A fresh faced young lad brought in some records to sell the other day. Some were good, some not so, but we came to an equitable agreement. Among them were the two Madder Lake studio albums in pretty good condition. “Ahh”, I said to him, “sadly Mick Fettes died yesterday.” He looked at me blankly. “Mick Fettes was the singer of that band…”, I said, “Madder Lake… He was like an Australian Joe Cocker.” I know it’s not fair to make these sort of comparisons but my young customer got the idea. Mick Fettes was a unique performer with an amazing voice.
Stillpoint was Madder Lake’s first album and it quickly became an Australian classic. It was one of Mushroom’s first releases and therefore has the original Mushroom label designed (if my memory serves me correctly) by the brilliant Ian McCausland. Madder Lake had the distinction of opening the first Sunbury festival in 1972. A year later riding on the success of the album they had grown to be one of the headliners of Sunbury ’73. Vendors quote some ridiculous prices for Stillpoint – sometimes over $200 – but in reality you can shop around and get a good one for around fifty. Butterfly Farm was the follow up album, not quite as good in my opinion, but much rarer which paradoxically makes them more expensive.

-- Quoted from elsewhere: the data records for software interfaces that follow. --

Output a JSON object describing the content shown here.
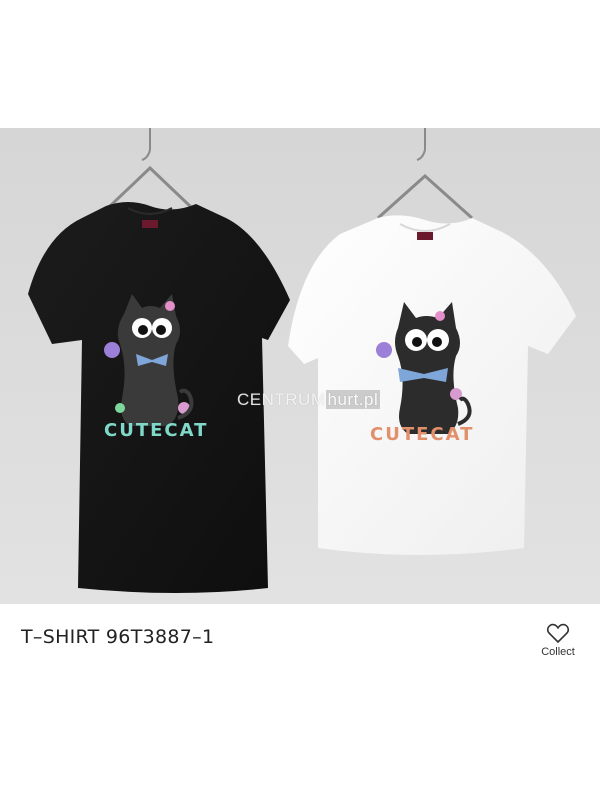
{
  "product": {
    "title": "T–SHIRT 96T3887–1",
    "image_alt": "Two t-shirts on hangers with cute black cat print",
    "watermark_main": "CENTRUM",
    "watermark_accent": "hurt.pl",
    "print_text": "CUTECAT"
  },
  "actions": {
    "collect_label": "Collect",
    "collect_icon": "heart-outline-icon"
  },
  "colors": {
    "background_gray": "#dcdcdc",
    "shirt_black": "#151515",
    "shirt_white": "#f7f7f7"
  }
}
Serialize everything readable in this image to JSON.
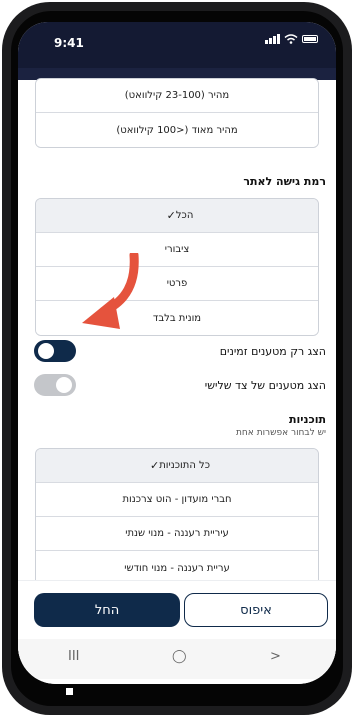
{
  "status": {
    "time": "9:41"
  },
  "speed_options": [
    "מהיר (23-100 קילוואט)",
    "מהיר מאוד (<100 קילוואט)"
  ],
  "access": {
    "title": "רמת גישה לאתר",
    "options": [
      {
        "label": "הכל",
        "selected": true
      },
      {
        "label": "ציבורי",
        "selected": false
      },
      {
        "label": "פרטי",
        "selected": false
      },
      {
        "label": "מונית בלבד",
        "selected": false
      }
    ]
  },
  "toggles": [
    {
      "label": "הצג רק מטענים זמינים",
      "on": true
    },
    {
      "label": "הצג מטענים של צד שלישי",
      "on": false
    }
  ],
  "plans": {
    "title": "תוכניות",
    "subtitle": "יש לבחור אפשרות אחת",
    "options": [
      {
        "label": "כל התוכניות",
        "selected": true
      },
      {
        "label": "חברי מועדון - הוט צרכנות",
        "selected": false
      },
      {
        "label": "עיריית רעננה - מנוי שנתי",
        "selected": false
      },
      {
        "label": "עריית רעננה - מנוי חודשי",
        "selected": false
      }
    ]
  },
  "footer": {
    "reset_label": "איפוס",
    "start_label": "החל"
  },
  "nav": {
    "recents": "III",
    "home": "◯",
    "back": ">"
  },
  "colors": {
    "primary": "#0f2a4a",
    "arrow": "#e5533d"
  }
}
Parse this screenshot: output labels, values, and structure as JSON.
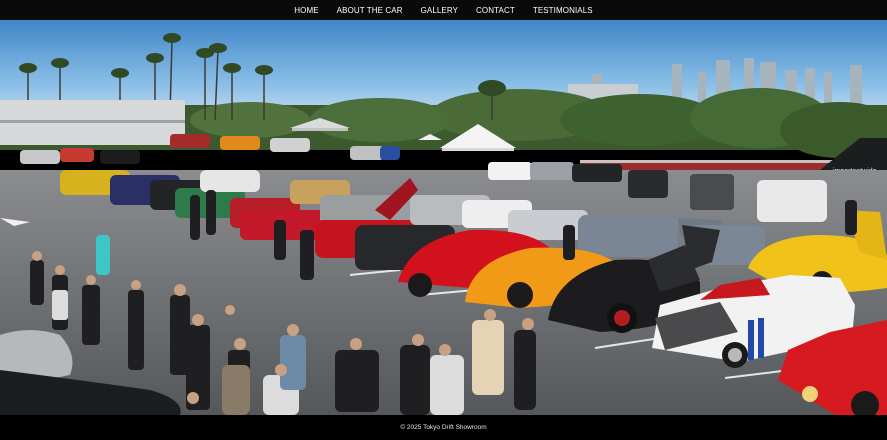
{
  "nav": {
    "items": [
      {
        "label": "HOME"
      },
      {
        "label": "ABOUT THE CAR"
      },
      {
        "label": "GALLERY"
      },
      {
        "label": "CONTACT"
      },
      {
        "label": "TESTIMONIALS"
      }
    ]
  },
  "hero": {
    "banner_text": "importantwide"
  },
  "footer": {
    "copyright": "© 2025 Tokyo Drift Showroom"
  },
  "colors": {
    "nav_bg": "#0a0a0a",
    "footer_bg": "#000000",
    "sky": "#7fb8e6",
    "lot": "#6d6f72"
  }
}
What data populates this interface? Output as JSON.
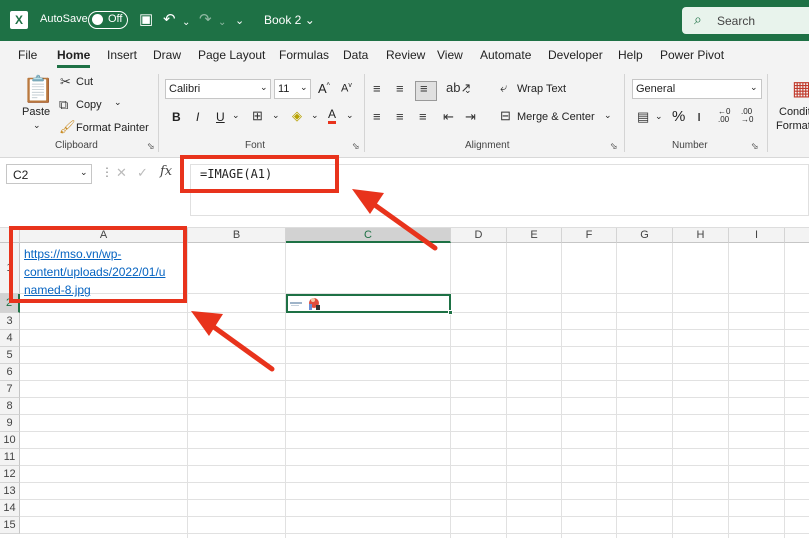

There is one interesting thing about Stillpoint that makes it special for me. The LP format used to force artists and producers to make some agonising decisions regarding song order. Because there were two sides to a record you needed to get a balanced 20 minutes on each side. This task is not so tricky when you have a dozen 3-minute pop songs to juggle around. But progressive rock bands like Madder Lake tended to write longer songs giving less flexibility. Sometimes these complications resulted in one side of an album being ‘better’ than its flip side – it’s all in the ear of the beholder of course. I get records where one side of the vinyl has been played to death while the other side is near mint. No guessing which side the previous owner loved the most.
For me Madder Lake’s Stillpoint album is a case in point. There is nothing wrong with side A: Salmon Song (8:23), On My Way to Heaven (4:53), and Helper (5:12). It is a fine 18 minutes of Australian bluesy rock. But side B has to be one of the best sides of rock music ever produced in Australia: Listen to the Morning Sunshine (5:03), Goodbye Lollipop (3:37), Song for Little Ernest (4:29), and 12lb Toothbrush (6:02). Play it LOUD and play it often. If you can’t be bothered turning it over, it doesn’t matter, just give side 2 another blast.
If you like this article you may like Tait’s Modern Guide to Record Collecting (Melbourne Books, 2016). Available from me or direct from the publisher.